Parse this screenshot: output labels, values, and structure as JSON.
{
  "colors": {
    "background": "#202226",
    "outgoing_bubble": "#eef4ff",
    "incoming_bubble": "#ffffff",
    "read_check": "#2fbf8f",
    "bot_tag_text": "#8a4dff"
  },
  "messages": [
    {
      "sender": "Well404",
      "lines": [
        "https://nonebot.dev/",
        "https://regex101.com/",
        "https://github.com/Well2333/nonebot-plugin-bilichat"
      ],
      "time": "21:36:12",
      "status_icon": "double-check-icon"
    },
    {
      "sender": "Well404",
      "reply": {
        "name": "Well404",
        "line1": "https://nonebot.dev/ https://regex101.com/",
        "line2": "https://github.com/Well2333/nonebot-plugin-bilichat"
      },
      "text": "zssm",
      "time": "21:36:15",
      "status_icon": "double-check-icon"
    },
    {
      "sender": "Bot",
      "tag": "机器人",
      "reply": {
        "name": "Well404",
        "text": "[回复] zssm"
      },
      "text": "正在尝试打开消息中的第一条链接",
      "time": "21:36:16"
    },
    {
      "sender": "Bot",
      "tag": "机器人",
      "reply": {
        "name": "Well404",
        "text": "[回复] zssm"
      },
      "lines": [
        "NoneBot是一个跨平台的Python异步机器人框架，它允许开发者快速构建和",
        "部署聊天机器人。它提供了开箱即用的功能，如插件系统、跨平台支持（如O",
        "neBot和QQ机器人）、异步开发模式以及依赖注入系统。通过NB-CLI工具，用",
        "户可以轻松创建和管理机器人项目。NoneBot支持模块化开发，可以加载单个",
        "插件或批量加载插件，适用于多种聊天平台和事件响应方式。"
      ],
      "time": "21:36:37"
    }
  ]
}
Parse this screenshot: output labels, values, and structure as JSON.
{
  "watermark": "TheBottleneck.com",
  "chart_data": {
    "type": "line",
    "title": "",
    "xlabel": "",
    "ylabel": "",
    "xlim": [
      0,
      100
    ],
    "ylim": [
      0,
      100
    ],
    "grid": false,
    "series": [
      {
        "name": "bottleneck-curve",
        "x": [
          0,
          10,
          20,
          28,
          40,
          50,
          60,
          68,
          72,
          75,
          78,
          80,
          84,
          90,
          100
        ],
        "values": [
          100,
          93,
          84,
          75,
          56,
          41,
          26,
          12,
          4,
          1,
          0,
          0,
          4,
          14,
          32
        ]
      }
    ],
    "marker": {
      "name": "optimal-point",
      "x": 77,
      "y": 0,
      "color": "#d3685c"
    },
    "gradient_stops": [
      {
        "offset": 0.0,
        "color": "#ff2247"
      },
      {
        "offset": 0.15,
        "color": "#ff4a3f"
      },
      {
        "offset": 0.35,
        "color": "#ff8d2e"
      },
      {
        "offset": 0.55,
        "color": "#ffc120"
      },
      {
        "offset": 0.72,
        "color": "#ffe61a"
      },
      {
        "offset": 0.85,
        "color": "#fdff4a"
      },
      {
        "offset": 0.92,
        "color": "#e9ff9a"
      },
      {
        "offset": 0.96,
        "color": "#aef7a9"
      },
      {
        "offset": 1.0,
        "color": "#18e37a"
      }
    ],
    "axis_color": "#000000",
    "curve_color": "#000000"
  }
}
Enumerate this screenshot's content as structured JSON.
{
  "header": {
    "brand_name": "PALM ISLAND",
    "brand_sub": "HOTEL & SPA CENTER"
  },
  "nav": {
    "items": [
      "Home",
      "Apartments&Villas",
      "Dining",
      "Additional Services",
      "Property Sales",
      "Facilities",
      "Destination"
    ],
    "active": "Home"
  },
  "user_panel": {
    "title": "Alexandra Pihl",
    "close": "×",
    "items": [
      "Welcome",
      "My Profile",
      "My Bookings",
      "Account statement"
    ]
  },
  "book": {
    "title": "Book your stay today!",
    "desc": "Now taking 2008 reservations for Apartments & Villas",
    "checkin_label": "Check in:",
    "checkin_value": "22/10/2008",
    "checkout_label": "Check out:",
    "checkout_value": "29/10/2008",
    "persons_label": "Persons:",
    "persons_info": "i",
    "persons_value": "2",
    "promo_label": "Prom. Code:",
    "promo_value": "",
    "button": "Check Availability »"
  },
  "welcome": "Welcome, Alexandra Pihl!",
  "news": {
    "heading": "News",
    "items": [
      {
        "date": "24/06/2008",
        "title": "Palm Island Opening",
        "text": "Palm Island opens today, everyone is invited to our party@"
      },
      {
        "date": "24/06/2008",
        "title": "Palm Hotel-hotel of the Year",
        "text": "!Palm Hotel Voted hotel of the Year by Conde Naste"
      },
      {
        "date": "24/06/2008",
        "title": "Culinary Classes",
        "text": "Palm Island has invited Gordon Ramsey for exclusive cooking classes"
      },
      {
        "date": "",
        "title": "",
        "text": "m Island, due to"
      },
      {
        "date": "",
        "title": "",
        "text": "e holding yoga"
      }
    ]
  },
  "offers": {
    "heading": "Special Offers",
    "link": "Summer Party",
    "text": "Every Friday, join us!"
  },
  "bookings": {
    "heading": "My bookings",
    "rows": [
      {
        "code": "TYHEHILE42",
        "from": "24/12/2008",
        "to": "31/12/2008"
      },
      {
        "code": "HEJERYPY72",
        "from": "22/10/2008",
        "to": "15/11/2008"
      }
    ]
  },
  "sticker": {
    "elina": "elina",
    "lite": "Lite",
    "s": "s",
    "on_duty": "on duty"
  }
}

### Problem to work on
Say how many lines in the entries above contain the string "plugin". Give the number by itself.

### Worked solution
2